The main limitation of our study is related to the observation period that, regarding the pharmacological treatment with UPA, did not allow us to perform an adequate follow-up of the patients. In addition, the cost data are likely to be an underestimation of the real economic impact of the disease, likely because the analysis only considered direct medical costs of the NHS, so that women with UFs might have paid for some health care resources on their own. The strengths of this study include its large sample and the representativeness of the three patient cohorts living in northern, central, and southern areas of Italy.
Evidence from real-world studies should be combined with randomized clinical trials evidence to provide a more complete picture of the intervention effectiveness and realistic treatment outcomes. This is the first retrospective real-world observational study conducted in Italy on a large sample of patients with UFs. Our study showed a high prevalence of UFs in Italy with high related costs for the NHS. Surgery was the favorite treatment in northern Italy, whereas drugs for UF therapy were taken mostly in the south; GnRH analogs were often prescribed off label leading to too many packages per patient.
Our findings provide new epidemiological data on the disease and highlight both medical and surgical treatment data that would require more surveillance by regulatory agencies. Further epidemiological studies would be required, considering that the new long-term intermittent treatment of UPA for UFs will likely have an important impact in the optimization of resource consumption to satisfy a clinical unmet need.
Analyses provided in this manuscript were conducted by CliCon S.r.l., a private firm specialized in outcomes research analyses. Data for analyses were retrieved from administrative databases of a sample of local health units. To comply with Italian regulation on the conduction of observational analysis, CliCon S.r.l. notified the study to the local ethics committee of each participating local health units and, after approval, was entitled by contract as the body for the conduction of the analyses. Data were extracted by the staff of each local health unit and their databases were anonymized in full compliance with the Italian code of protection of personal data (Legislative Decree, 196/03). All results of the analyses provided by CliCon S.r.l. to researchers were provided at an aggregated level, which were not possible to assign, either directly or indirectly, to the individual patients. The authors thank the staff of Clicon S.r.l. (Luca Degli Esposti, Valentina Perrone, Chiara Veronesi, Davide Alessandrini, Valerio Blini, and Stefano Buda) for their contributions to the scientific advancement of the study.
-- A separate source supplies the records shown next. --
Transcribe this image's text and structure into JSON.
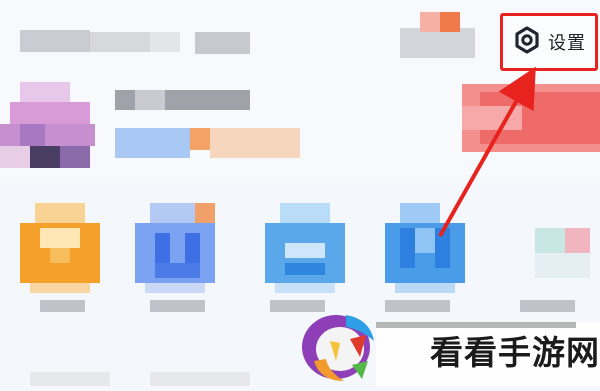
{
  "header": {
    "settings_label": "设置",
    "settings_icon": "gear-icon"
  },
  "watermark": {
    "text": "看看手游网"
  },
  "colors": {
    "highlight_red": "#e8231f",
    "tile_orange": "#f4a02a",
    "tile_blue": "#4b8ef0",
    "tile_light_blue": "#5aa7ea"
  }
}
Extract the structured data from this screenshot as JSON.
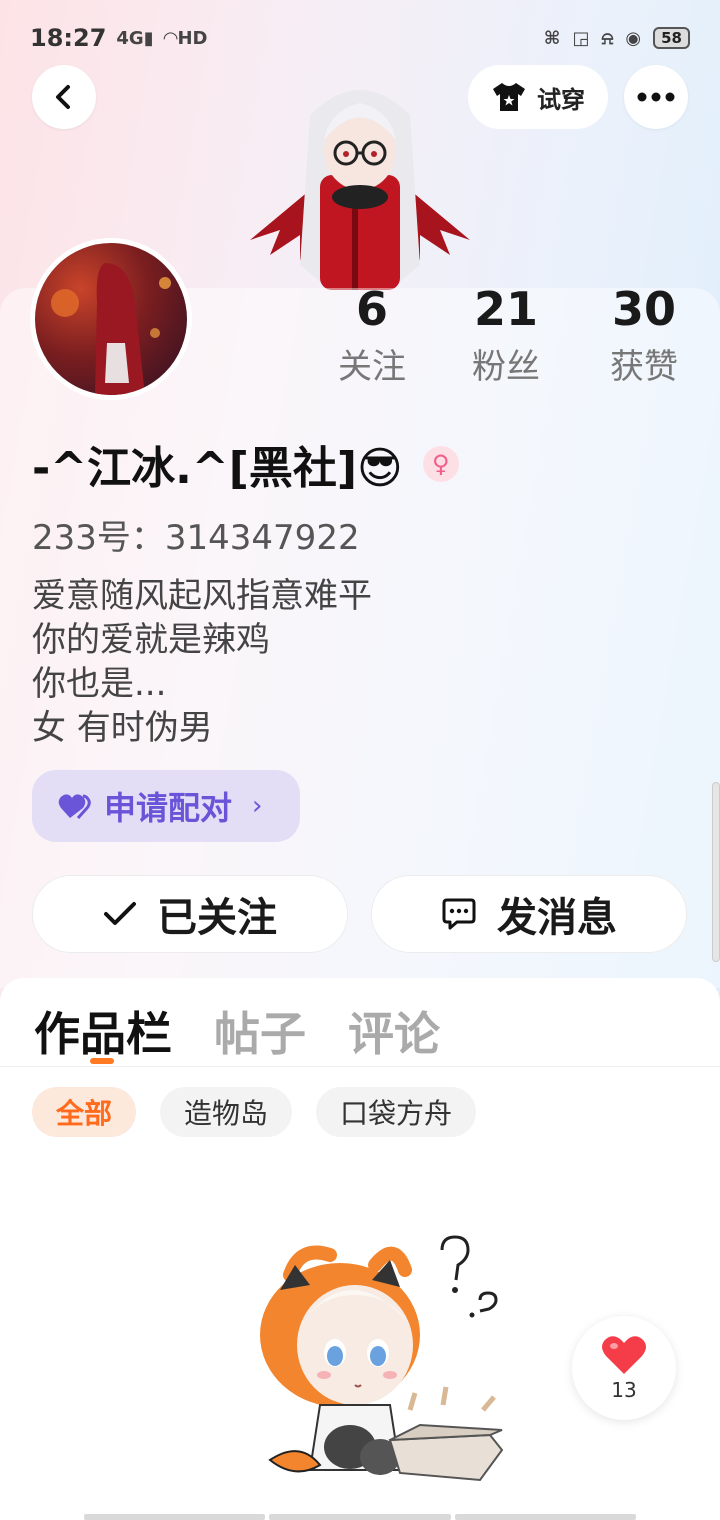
{
  "status_bar": {
    "time": "18:27",
    "network": "4G",
    "wifi": "HD",
    "battery": "58"
  },
  "header": {
    "try_on_label": "试穿"
  },
  "profile": {
    "stats": [
      {
        "value": "6",
        "label": "关注"
      },
      {
        "value": "21",
        "label": "粉丝"
      },
      {
        "value": "30",
        "label": "获赞"
      }
    ],
    "name": "-^江冰.^[黑社]😎",
    "gender_symbol": "♀",
    "uid": "233号：314347922",
    "bio": [
      "爱意随风起风指意难平",
      "你的爱就是辣鸡",
      "你也是...",
      "女 有时伪男"
    ],
    "pair_label": "申请配对"
  },
  "actions": {
    "follow_label": "已关注",
    "message_label": "发消息"
  },
  "tabs": [
    "作品栏",
    "帖子",
    "评论"
  ],
  "filters": [
    "全部",
    "造物岛",
    "口袋方舟"
  ],
  "like_count": "13",
  "colors": {
    "accent": "#ff7a22",
    "pair": "#6a55d8",
    "like": "#f53d4a"
  }
}
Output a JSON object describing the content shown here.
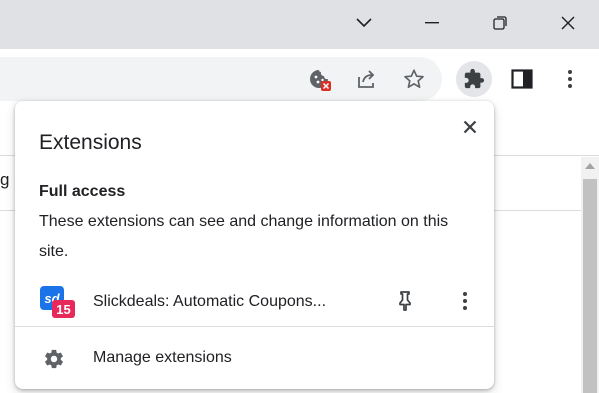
{
  "window_controls": {
    "tab_search_icon": "chevron-down-icon",
    "minimize_icon": "minimize-icon",
    "restore_icon": "restore-icon",
    "close_icon": "close-icon"
  },
  "toolbar": {
    "icons": [
      "cookie-blocked-icon",
      "share-icon",
      "star-icon",
      "extensions-puzzle-icon",
      "side-panel-icon",
      "more-vert-icon"
    ],
    "blocked_badge_color": "#d93025"
  },
  "page": {
    "stub_text": "g"
  },
  "popup": {
    "title": "Extensions",
    "close_icon": "close-icon",
    "full_access": {
      "heading": "Full access",
      "description": "These extensions can see and change information on this site."
    },
    "extensions": [
      {
        "name": "Slickdeals: Automatic Coupons...",
        "logo_text": "sd",
        "badge_text": "15",
        "logo_color": "#1a73e8",
        "badge_color": "#e7285a",
        "pin_icon": "pin-icon",
        "more_icon": "more-vert-icon"
      }
    ],
    "manage": {
      "label": "Manage extensions",
      "icon": "gear-icon"
    }
  },
  "colors": {
    "titlebar": "#dfe1e5",
    "omnibox": "#f1f3f4",
    "text": "#202124",
    "icon": "#5f6368"
  }
}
Italian Society for Clinical Pharmacy and Therapeutics (SIFaCT) has received research grants from Gedeon Richter Italia srl.
The authors report no conflicts of interest in this work.